So, the total cube sugar market in Nigeria is not more than 250,000 metric tonnes because even when St. Louis was bringing them in, there were one or two local companies that were also making their cubes. So, if you look at the total of what is consumed as cube sugar in Nigeria, it is not more than 250, 000 metric tonnes maximum in the country,” he said. The company has so far invested over N400 billion in sugar backward integration projects under the Nigeria Sugar Master Plan ((NSMP) being implemented by the National Sugar Development Council, to make the country self-sufficient in sugar production. A breakdown of the
A breakdown of the figure showed that the group is spending $450 million (about N166 billion) in an integrated sugar project in Niger State; a $700 million (about N217 billion) sugar project in Nasarawa state; and over N38 billion invested in Savannah Sugar Company Limited, it acquired from the Federal Government in 2003.
A Nairaland user, an online platform, where Nigerians share ideas, Mr Ayomide Biobaku said; St. Louis sugar’s market share is too big for a new sugar company to pose a serious threat. Nigerians trust the St. Louis sugar brand. It has passed through two generations. It is part of us and our culture. Little boys use the blue boxes of the sugar brand as goal posts when playing table football.
Shehu Sanni, a tea and noodles vendor in the suburb of Lagos, while responding to questions from our reporter said “For me, I use both Dangote and St Louis because some customers like cube sugar instead of the measured ones.
A shopping mall attendant, who pleaded anonymity said demand for “St Louis’ is always very high and still high in the market as I speak with you. It’s as if as if Nigerians cannot be separated from it and if you don’t have it, you may likely lose their loyalty, so we have to do all we can to ensure we have it stocked.”

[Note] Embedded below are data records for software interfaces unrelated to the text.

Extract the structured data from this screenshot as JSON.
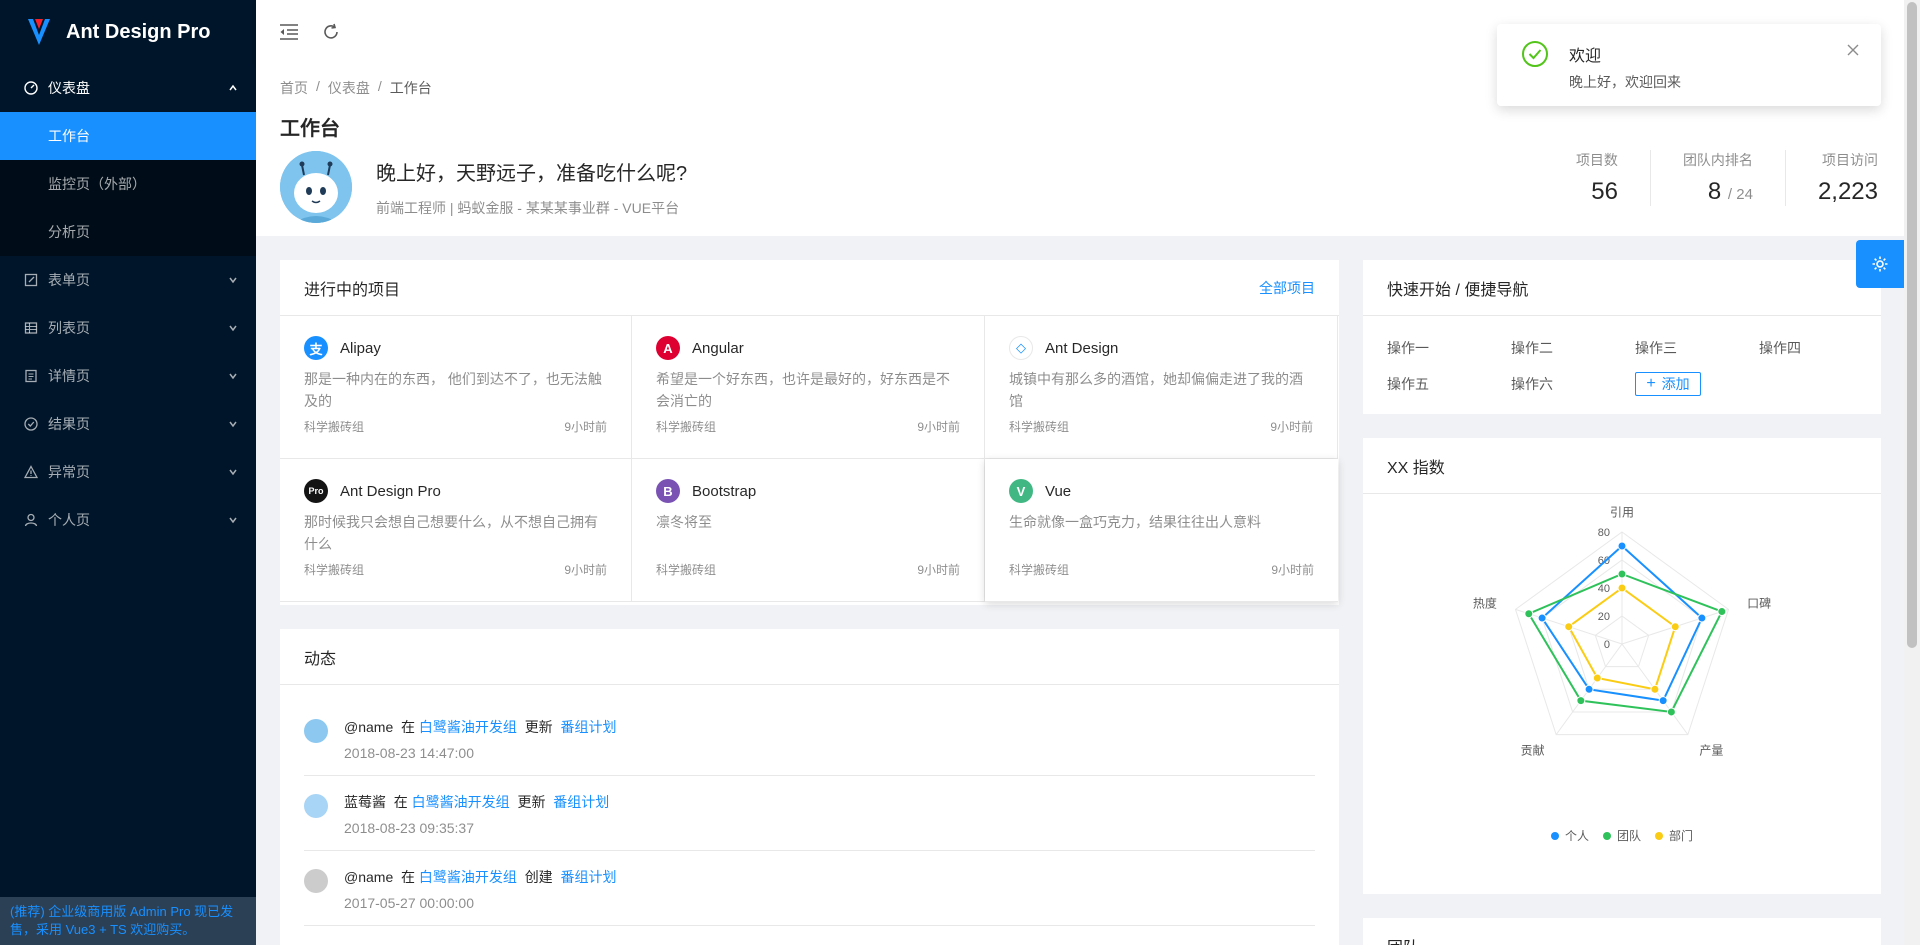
{
  "app": {
    "title": "Ant Design Pro"
  },
  "sidebar": {
    "items": [
      {
        "label": "仪表盘",
        "icon": "dashboard-icon"
      },
      {
        "label": "表单页",
        "icon": "form-icon"
      },
      {
        "label": "列表页",
        "icon": "table-icon"
      },
      {
        "label": "详情页",
        "icon": "profile-icon"
      },
      {
        "label": "结果页",
        "icon": "check-circle-icon"
      },
      {
        "label": "异常页",
        "icon": "warning-icon"
      },
      {
        "label": "个人页",
        "icon": "user-icon"
      }
    ],
    "sub_items": [
      {
        "label": "工作台"
      },
      {
        "label": "监控页（外部）"
      },
      {
        "label": "分析页"
      }
    ],
    "footer": "(推荐) 企业级商用版 Admin Pro 现已发售，采用 Vue3 + TS 欢迎购买。"
  },
  "breadcrumb": [
    "首页",
    "/",
    "仪表盘",
    "/",
    "工作台"
  ],
  "page_title": "工作台",
  "welcome": {
    "title": "晚上好，天野远子，准备吃什么呢?",
    "desc": "前端工程师 | 蚂蚁金服 - 某某某事业群 - VUE平台"
  },
  "stats": [
    {
      "label": "项目数",
      "value": "56",
      "suffix": ""
    },
    {
      "label": "团队内排名",
      "value": "8",
      "suffix": "/ 24"
    },
    {
      "label": "项目访问",
      "value": "2,223",
      "suffix": ""
    }
  ],
  "projects_card": {
    "title": "进行中的项目",
    "extra": "全部项目",
    "items": [
      {
        "title": "Alipay",
        "desc": "那是一种内在的东西， 他们到达不了，也无法触及的",
        "group": "科学搬砖组",
        "time": "9小时前",
        "color": "#1890ff",
        "logo": "支"
      },
      {
        "title": "Angular",
        "desc": "希望是一个好东西，也许是最好的，好东西是不会消亡的",
        "group": "科学搬砖组",
        "time": "9小时前",
        "color": "#dd0031",
        "logo": "A"
      },
      {
        "title": "Ant Design",
        "desc": "城镇中有那么多的酒馆，她却偏偏走进了我的酒馆",
        "group": "科学搬砖组",
        "time": "9小时前",
        "color": "#ffffff",
        "logo": "◇"
      },
      {
        "title": "Ant Design Pro",
        "desc": "那时候我只会想自己想要什么，从不想自己拥有什么",
        "group": "科学搬砖组",
        "time": "9小时前",
        "color": "#141414",
        "logo": "Pro"
      },
      {
        "title": "Bootstrap",
        "desc": "凛冬将至",
        "group": "科学搬砖组",
        "time": "9小时前",
        "color": "#7952b3",
        "logo": "B"
      },
      {
        "title": "Vue",
        "desc": "生命就像一盒巧克力，结果往往出人意料",
        "group": "科学搬砖组",
        "time": "9小时前",
        "color": "#41b883",
        "logo": "V"
      }
    ]
  },
  "activity_card": {
    "title": "动态",
    "items": [
      {
        "user": "@name",
        "in": "在",
        "group": "白鹭酱油开发组",
        "action": "更新",
        "project": "番组计划",
        "time": "2018-08-23 14:47:00",
        "avatar_color": "#8cc8f0"
      },
      {
        "user": "蓝莓酱",
        "in": "在",
        "group": "白鹭酱油开发组",
        "action": "更新",
        "project": "番组计划",
        "time": "2018-08-23 09:35:37",
        "avatar_color": "#a8d4f5"
      },
      {
        "user": "@name",
        "in": "在",
        "group": "白鹭酱油开发组",
        "action": "创建",
        "project": "番组计划",
        "time": "2017-05-27 00:00:00",
        "avatar_color": "#cccccc"
      }
    ]
  },
  "quick_card": {
    "title": "快速开始 / 便捷导航",
    "links": [
      "操作一",
      "操作二",
      "操作三",
      "操作四",
      "操作五",
      "操作六"
    ],
    "add_label": "添加"
  },
  "radar_card": {
    "title": "XX 指数"
  },
  "next_card": {
    "title": "团队"
  },
  "notification": {
    "title": "欢迎",
    "desc": "晚上好，欢迎回来"
  },
  "chart_data": {
    "type": "radar",
    "title": "",
    "axes": [
      "引用",
      "口碑",
      "产量",
      "贡献",
      "热度"
    ],
    "ticks": [
      "0",
      "20",
      "40",
      "60",
      "80"
    ],
    "range": [
      0,
      80
    ],
    "grid": true,
    "legend_position": "bottom",
    "series": [
      {
        "name": "个人",
        "color": "#1890ff",
        "values": [
          70,
          60,
          50,
          40,
          60
        ]
      },
      {
        "name": "团队",
        "color": "#2fc25b",
        "values": [
          50,
          75,
          60,
          50,
          70
        ]
      },
      {
        "name": "部门",
        "color": "#facc14",
        "values": [
          40,
          40,
          40,
          30,
          40
        ]
      }
    ]
  },
  "colors": {
    "primary": "#1890ff",
    "sider": "#001529",
    "success": "#52c41a"
  }
}
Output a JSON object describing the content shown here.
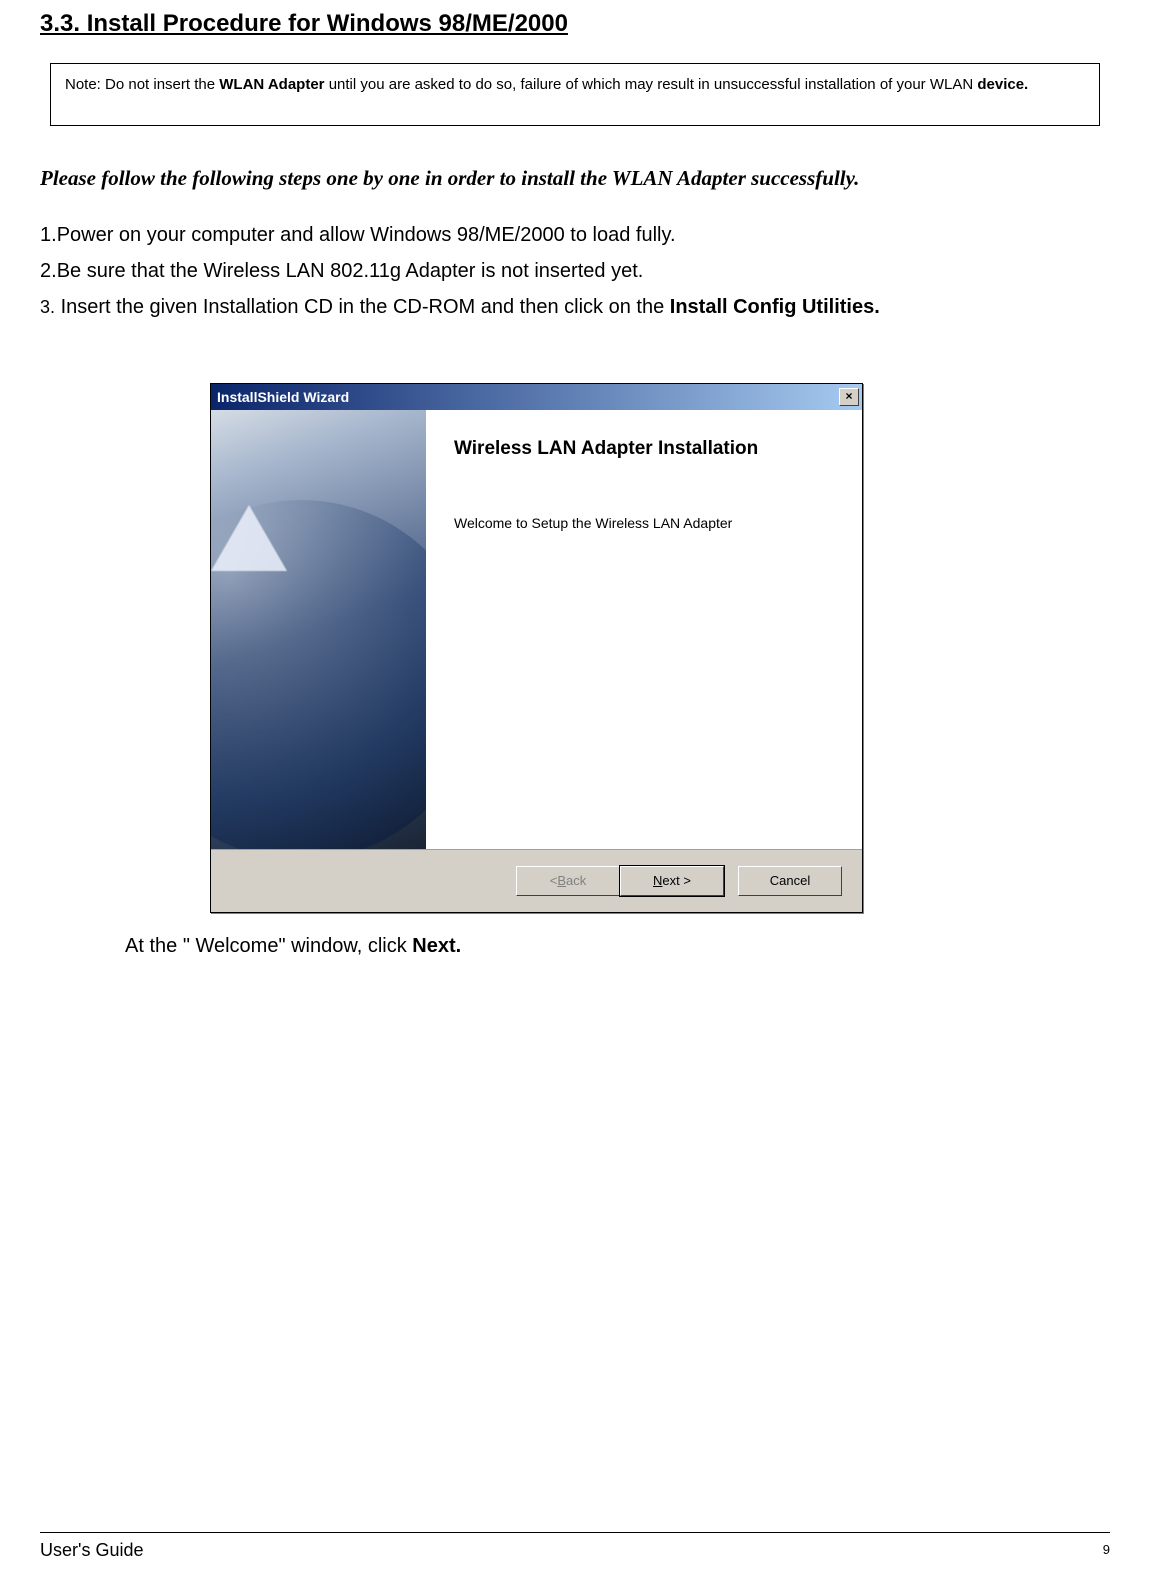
{
  "heading": "3.3. Install Procedure for Windows 98/ME/2000",
  "note": {
    "prefix": "Note: Do not insert the ",
    "bold1": "WLAN Adapter",
    "middle": " until you are asked to do so, failure of which may result in unsuccessful installation of your WLAN ",
    "bold2": "device."
  },
  "instruction": "Please follow the following steps one by one in order to install the WLAN  Adapter successfully.",
  "steps": {
    "s1": {
      "num": "1.",
      "text": "Power on your computer and allow Windows 98/ME/2000 to load fully."
    },
    "s2": {
      "num": "2.",
      "text": "Be sure that the Wireless LAN  802.11g Adapter is not inserted yet."
    },
    "s3": {
      "num": "3.",
      "text_pre": " Insert the given Installation CD in the CD-ROM and then click on the ",
      "bold": "Install Config Utilities."
    }
  },
  "wizard": {
    "title": "InstallShield Wizard",
    "close": "×",
    "heading": "Wireless LAN Adapter Installation",
    "body_text": "Welcome to Setup the Wireless LAN Adapter",
    "buttons": {
      "back_lt": "< ",
      "back_u": "B",
      "back_rest": "ack",
      "next_u": "N",
      "next_rest": "ext >",
      "cancel": "Cancel"
    }
  },
  "caption": {
    "pre": "At the \" Welcome\" window, click ",
    "bold": "Next."
  },
  "footer": "User's Guide",
  "page": "9"
}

With an obvious demand for cubes in the sugar market, it baffles us that Nigeria’s biggest sugar producer left a chunk of the market to other brands such as Dogans and Mc Nicholas, but both still cannot pull the strength of St Louis.